From giant jammy dodgers to death and dark matter - the Chelsea Flower Show is certainly diverse.
Throw in some heavy downpours and a lot of symbolism and it could feel like the beauty of, well, the flowers, is slightly drowned out - literally, in the case of the rain. But actually, in between the layers of meaning, the place is also just gorgeous to look at.
Tightly packed tulips create a mattress you feel you could almost lie on. The aforementioned super-sized biscuits sit alongside huge tea cups overflowing with flowers. Miniature Buddhist temples are festooned in pink and white.
Every now and then a man in a suit covered entirely in flowers strolls past, resplendent against the hi-vis jackets and umbrellas. It's arresting, eccentric, and a real visual treat.
Of course, that isn't to say that some of the stories behind the blooms aren't fascinating too.
An astrophysics professor at a flower show seems incongruous, but Prof Mike Bode, from Liverpool John Moores University, has helped create a garden inspired by dark matter - the elusive stuff that seems to make up so much of space but that no-one has quite got a handle on yet.
The garden, designed by Howard Miller in association with the National Schools Observatory, contains a light source at one end - representing the deepest of deep space - from which rays burst in the form of steel rods. The rods bend as they pass over the greenery just as light would bend as it passes massive objects in the universe.
"It represents the way - or one of the ways - we can detect dark matter, from the gravitational effect it has on light," Prof Bode explains.
"At the other end of the garden is the telescope, where we're standing," he continues, pointing to a giant oculus wrought in metal. "From here we're looking back in time, 13.7 billion years, to where the light first originated. It's mind-boggling really, but we hope it'll help enthuse youngsters about space and astronomy."

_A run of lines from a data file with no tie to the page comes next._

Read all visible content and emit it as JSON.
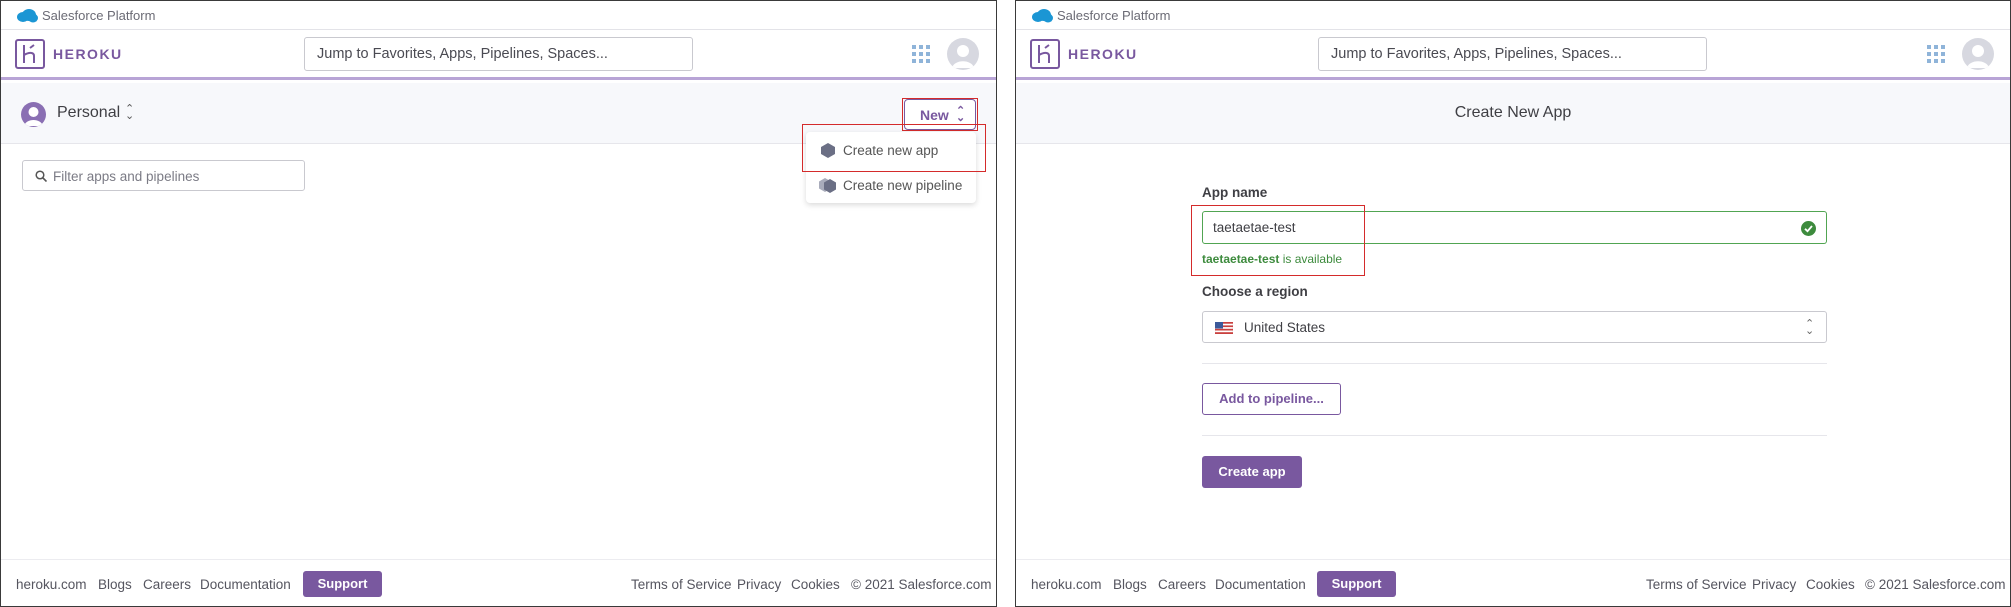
{
  "left": {
    "sf_bar": {
      "label": "Salesforce Platform"
    },
    "header": {
      "brand": "HEROKU",
      "search_placeholder": "Jump to Favorites, Apps, Pipelines, Spaces..."
    },
    "subheader": {
      "account_label": "Personal",
      "new_button": "New"
    },
    "new_menu": {
      "items": [
        {
          "label": "Create new app",
          "icon": "hexagon-icon"
        },
        {
          "label": "Create new pipeline",
          "icon": "pipeline-icon"
        }
      ]
    },
    "filter": {
      "placeholder": "Filter apps and pipelines"
    },
    "footer": {
      "links": [
        "heroku.com",
        "Blogs",
        "Careers",
        "Documentation"
      ],
      "support": "Support",
      "right_links": [
        "Terms of Service",
        "Privacy",
        "Cookies"
      ],
      "copyright": "© 2021 Salesforce.com"
    }
  },
  "right": {
    "sf_bar": {
      "label": "Salesforce Platform"
    },
    "header": {
      "brand": "HEROKU",
      "search_placeholder": "Jump to Favorites, Apps, Pipelines, Spaces..."
    },
    "page_title": "Create New App",
    "form": {
      "app_name_label": "App name",
      "app_name_value": "taetaetae-test",
      "availability_name": "taetaetae-test",
      "availability_suffix": " is available",
      "region_label": "Choose a region",
      "region_value": "United States",
      "add_pipeline": "Add to pipeline...",
      "create_button": "Create app"
    },
    "footer": {
      "links": [
        "heroku.com",
        "Blogs",
        "Careers",
        "Documentation"
      ],
      "support": "Support",
      "right_links": [
        "Terms of Service",
        "Privacy",
        "Cookies"
      ],
      "copyright": "© 2021 Salesforce.com"
    }
  },
  "colors": {
    "brand": "#79589f",
    "success": "#3d8b3d",
    "annotation": "#d42b2b"
  }
}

For most of us, the idea of dark matter presents some intellectual challenges, but for Howard's team the hurdles were more practical. The rods were made by a company which normally make bike racks.
"It took a bit of convincing they could bend pipes to represent light rays instead," says Howard.
From science to faith, and another show garden is devoted to the Beauty of Islam.
"It was also really important for me to shine a positive light on Islam. That's why I put in the calligraphy. It says, 'The gates of the garden of Eden are open to them.' The garden of Eden is mentioned in most religions and that's what I wanted to get across, that idea of shared values."
A few doors down is the Healthy Cities garden, sponsored by bank Morgan Stanley, where the watchwords are community and sustainability.
Sustainability is taken very seriously at Chelsea, not least because all of the displays will be dismantled in just a few days time, so finding ways of reusing things - transplanting them elsewhere to beautify other less prestigious corners - is crucial.
Multi-award winning designer Chris Beardshaw explains that the garden was created in conjunction with a community in Poplar, east London, and it'll be returned to them permanently after the show.
"They already had a very strong garden group, but nowhere to use that enthusiasm. People live in blocks of flats with a large area of green space in between but it was unused. All their balconies are dripping in plants - gourds, herbs - and there's a real appetite for growing more. They also wanted an ornamental garden, somewhere to sit and somewhere to play."
He continues: "They talked about the frustration and sense of loss that many of them felt about not having a functional green space. Somewhere to retreat to.
"A lot of them come from places like Pakistan, Bangladesh, India - it's a very mixed area - so we wanted to give them a sense of security and belonging through green space. One of the things about having no green space is the lack of boundaries. Without boundaries the community becomes diffused."
The tableau begins at one end, with an undulating landscape which symbolises the Belgian fields before the battle. As designer Andrew Wilson points out with a hint of pride, "Wellington hid his smaller army in the hills where Napoleon wasn't expecting it."
"You can see his ghostly hand," he adds.
From there you move to the scorched earth of the battlefield itself, a black gash of gravel punctured by spears of metal. A waterway then runs through a section of planting in which different colours represent different regiments who fought.
At the end you emerge at the gates of Wellington College - the real ones, transported for the show. On the walls beside the gates are the names of students scratched into the bricks - the juxtaposition of graffiti alongside the gravity of conflict is striking.
The subject of death crops up again in a more unlikely place - A Perfumer's Garden, sponsored by cosmetics company L'Occitane. It recreates a traditional garden in Grasse, southern France, the perfume capital of the world - replete with jasmine, cassis, lavender and the like - but as designer James Basson points out, not all is rosy.
"The big thing for me is the effect created by death in the garden," he says. "The fact we allowed that to be there. We've celebrated imperfection which is unusual for Chelsea.
"So you have dried stems, flowers that have fallen over, seeds from last year. It's more natural."
How did your sponsors react when you told them you wanted dead stuff in the garden?
"They were nervous," he says with a grin. "But they wanted an authentic garden so they let us get on with it."
On Thursday, you can vote for who you'd like to see win the BBC RHS People's Choice Award 2015.
Photography by Paul Kerley.